Task details: Reproduce the whole listing word for word. Leave every image out.

Extracted material:

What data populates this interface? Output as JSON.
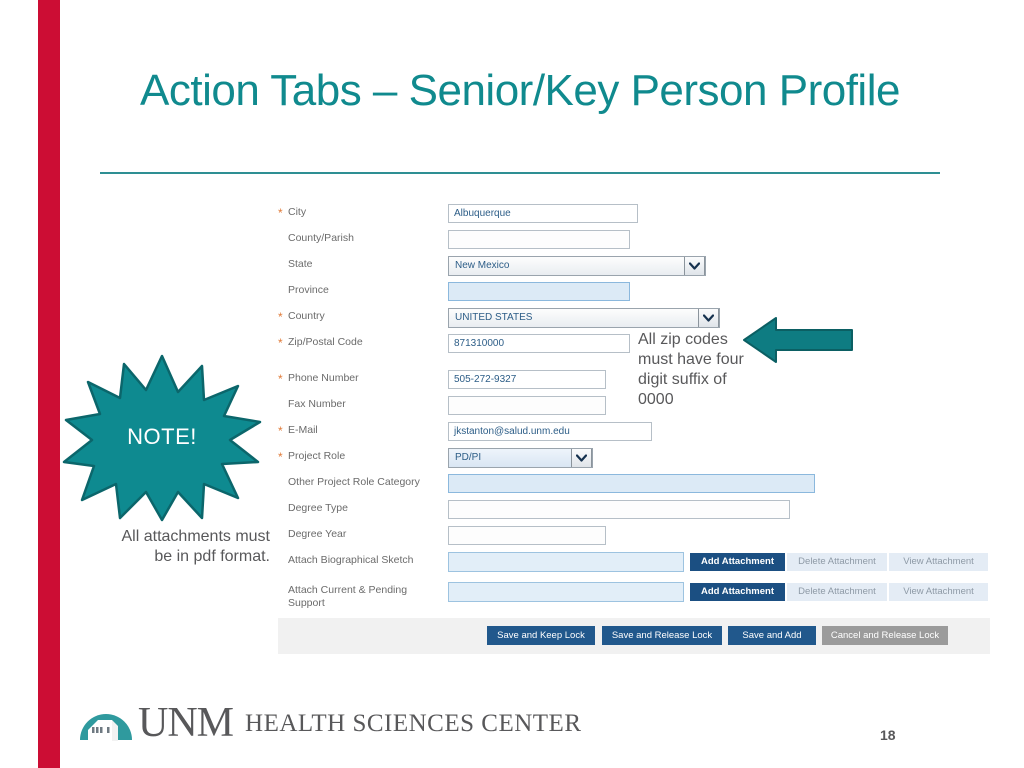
{
  "slide": {
    "title": "Action Tabs – Senior/Key Person Profile",
    "number": "18",
    "accent_teal": "#108a8e",
    "accent_red": "#cc0d34"
  },
  "form": {
    "fields": [
      {
        "label": "City",
        "required": true,
        "type": "text",
        "value": "Albuquerque",
        "state": "filled"
      },
      {
        "label": "County/Parish",
        "required": false,
        "type": "text",
        "value": "",
        "state": "empty"
      },
      {
        "label": "State",
        "required": false,
        "type": "select",
        "value": "New Mexico",
        "state": "normal"
      },
      {
        "label": "Province",
        "required": false,
        "type": "text",
        "value": "",
        "state": "readonly"
      },
      {
        "label": "Country",
        "required": true,
        "type": "select",
        "value": "UNITED STATES",
        "state": "normal"
      },
      {
        "label": "Zip/Postal Code",
        "required": true,
        "type": "text",
        "value": "871310000",
        "state": "filled"
      },
      {
        "label": "Phone Number",
        "required": true,
        "type": "text",
        "value": "505-272-9327",
        "state": "filled"
      },
      {
        "label": "Fax Number",
        "required": false,
        "type": "text",
        "value": "",
        "state": "empty"
      },
      {
        "label": "E-Mail",
        "required": true,
        "type": "text",
        "value": "jkstanton@salud.unm.edu",
        "state": "filled"
      },
      {
        "label": "Project Role",
        "required": true,
        "type": "select",
        "value": "PD/PI",
        "state": "blue"
      },
      {
        "label": "Other Project Role Category",
        "required": false,
        "type": "text",
        "value": "",
        "state": "readonly"
      },
      {
        "label": "Degree Type",
        "required": false,
        "type": "text",
        "value": "",
        "state": "empty"
      },
      {
        "label": "Degree Year",
        "required": false,
        "type": "text",
        "value": "",
        "state": "empty"
      },
      {
        "label": "Attach Biographical Sketch",
        "required": false,
        "type": "attachment",
        "value": "",
        "state": "attach"
      },
      {
        "label": "Attach Current & Pending\nSupport",
        "required": false,
        "type": "attachment",
        "value": "",
        "state": "attach"
      }
    ],
    "attachment_buttons": {
      "add": "Add Attachment",
      "delete": "Delete Attachment",
      "view": "View Attachment"
    },
    "action_buttons": [
      {
        "label": "Save and Keep Lock",
        "style": "blue"
      },
      {
        "label": "Save and Release Lock",
        "style": "blue"
      },
      {
        "label": "Save and Add",
        "style": "blue"
      },
      {
        "label": "Cancel and Release Lock",
        "style": "gray"
      }
    ]
  },
  "annotations": {
    "zip_callout": "All zip codes must have four digit suffix of 0000",
    "note_badge": "NOTE!",
    "note_caption": "All attachments must be in pdf format."
  },
  "logo": {
    "unm": "UNM",
    "tagline": "HEALTH SCIENCES CENTER"
  }
}
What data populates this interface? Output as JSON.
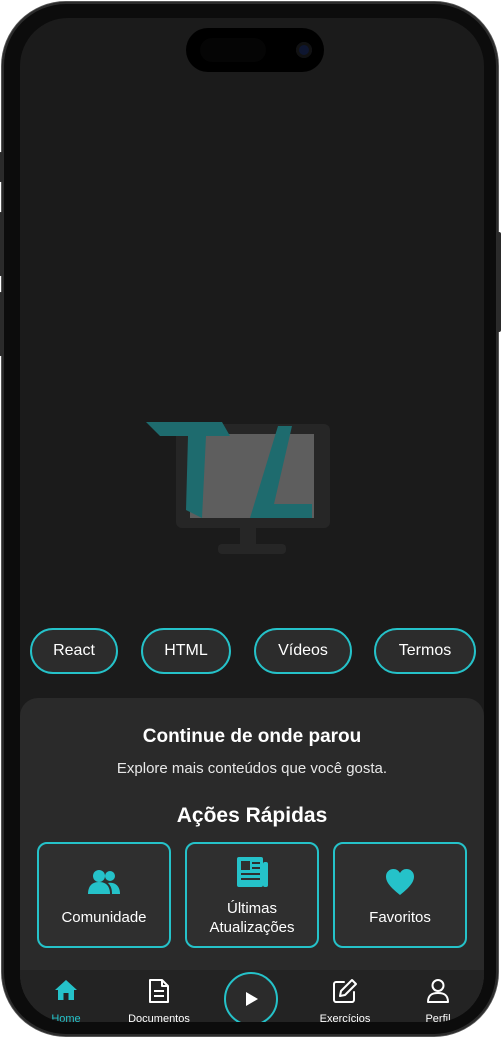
{
  "tags": [
    "React",
    "HTML",
    "Vídeos",
    "Termos"
  ],
  "continue": {
    "title": "Continue de onde parou",
    "subtitle": "Explore mais conteúdos que você gosta."
  },
  "quick_actions": {
    "title": "Ações Rápidas",
    "items": [
      {
        "label": "Comunidade",
        "icon": "people-icon"
      },
      {
        "label": "Últimas Atualizações",
        "icon": "news-icon"
      },
      {
        "label": "Favoritos",
        "icon": "heart-icon"
      }
    ]
  },
  "tabbar": {
    "items": [
      {
        "label": "Home",
        "icon": "home-icon",
        "active": true
      },
      {
        "label": "Documentos",
        "icon": "document-icon"
      },
      {
        "label": "Exercícios",
        "icon": "edit-icon"
      },
      {
        "label": "Perfil",
        "icon": "user-icon"
      }
    ],
    "center_icon": "play-icon"
  },
  "colors": {
    "accent": "#25c2c9",
    "background": "#1b1b1b",
    "card": "#2a2a2a",
    "logo_teal": "#1e6b6e"
  }
}
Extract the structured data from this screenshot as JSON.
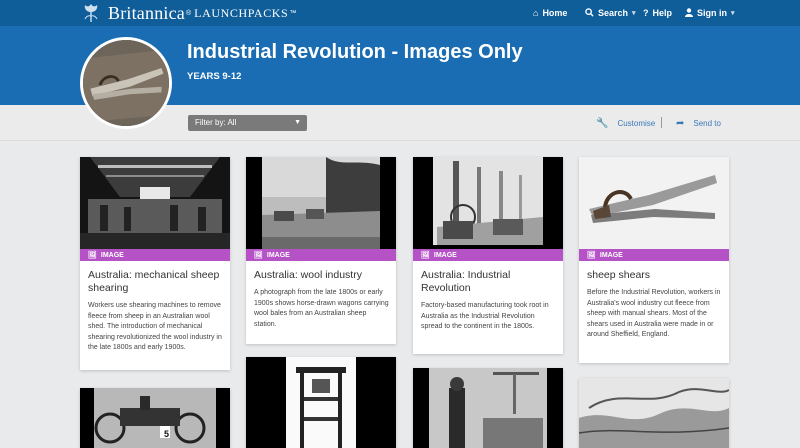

Result for this task:
What data populates this interface? Output as JSON.
{
  "slide": {
    "title": "Action Tabs – Senior/Key Person Profile",
    "number": "18",
    "accent_teal": "#108a8e",
    "accent_red": "#cc0d34"
  },
  "form": {
    "fields": [
      {
        "label": "City",
        "required": true,
        "type": "text",
        "value": "Albuquerque",
        "state": "filled"
      },
      {
        "label": "County/Parish",
        "required": false,
        "type": "text",
        "value": "",
        "state": "empty"
      },
      {
        "label": "State",
        "required": false,
        "type": "select",
        "value": "New Mexico",
        "state": "normal"
      },
      {
        "label": "Province",
        "required": false,
        "type": "text",
        "value": "",
        "state": "readonly"
      },
      {
        "label": "Country",
        "required": true,
        "type": "select",
        "value": "UNITED STATES",
        "state": "normal"
      },
      {
        "label": "Zip/Postal Code",
        "required": true,
        "type": "text",
        "value": "871310000",
        "state": "filled"
      },
      {
        "label": "Phone Number",
        "required": true,
        "type": "text",
        "value": "505-272-9327",
        "state": "filled"
      },
      {
        "label": "Fax Number",
        "required": false,
        "type": "text",
        "value": "",
        "state": "empty"
      },
      {
        "label": "E-Mail",
        "required": true,
        "type": "text",
        "value": "jkstanton@salud.unm.edu",
        "state": "filled"
      },
      {
        "label": "Project Role",
        "required": true,
        "type": "select",
        "value": "PD/PI",
        "state": "blue"
      },
      {
        "label": "Other Project Role Category",
        "required": false,
        "type": "text",
        "value": "",
        "state": "readonly"
      },
      {
        "label": "Degree Type",
        "required": false,
        "type": "text",
        "value": "",
        "state": "empty"
      },
      {
        "label": "Degree Year",
        "required": false,
        "type": "text",
        "value": "",
        "state": "empty"
      },
      {
        "label": "Attach Biographical Sketch",
        "required": false,
        "type": "attachment",
        "value": "",
        "state": "attach"
      },
      {
        "label": "Attach Current & Pending\nSupport",
        "required": false,
        "type": "attachment",
        "value": "",
        "state": "attach"
      }
    ],
    "attachment_buttons": {
      "add": "Add Attachment",
      "delete": "Delete Attachment",
      "view": "View Attachment"
    },
    "action_buttons": [
      {
        "label": "Save and Keep Lock",
        "style": "blue"
      },
      {
        "label": "Save and Release Lock",
        "style": "blue"
      },
      {
        "label": "Save and Add",
        "style": "blue"
      },
      {
        "label": "Cancel and Release Lock",
        "style": "gray"
      }
    ]
  },
  "annotations": {
    "zip_callout": "All zip codes must have four digit suffix of 0000",
    "note_badge": "NOTE!",
    "note_caption": "All attachments must be in pdf format."
  },
  "logo": {
    "unm": "UNM",
    "tagline": "HEALTH SCIENCES CENTER"
  }
}
What data populates this interface? Output as JSON.
{
  "tags": [
    "React",
    "HTML",
    "Vídeos",
    "Termos"
  ],
  "continue": {
    "title": "Continue de onde parou",
    "subtitle": "Explore mais conteúdos que você gosta."
  },
  "quick_actions": {
    "title": "Ações Rápidas",
    "items": [
      {
        "label": "Comunidade",
        "icon": "people-icon"
      },
      {
        "label": "Últimas Atualizações",
        "icon": "news-icon"
      },
      {
        "label": "Favoritos",
        "icon": "heart-icon"
      }
    ]
  },
  "tabbar": {
    "items": [
      {
        "label": "Home",
        "icon": "home-icon",
        "active": true
      },
      {
        "label": "Documentos",
        "icon": "document-icon"
      },
      {
        "label": "Exercícios",
        "icon": "edit-icon"
      },
      {
        "label": "Perfil",
        "icon": "user-icon"
      }
    ],
    "center_icon": "play-icon"
  },
  "colors": {
    "accent": "#25c2c9",
    "background": "#1b1b1b",
    "card": "#2a2a2a",
    "logo_teal": "#1e6b6e"
  }
}
Extract the structured data from this screenshot as JSON.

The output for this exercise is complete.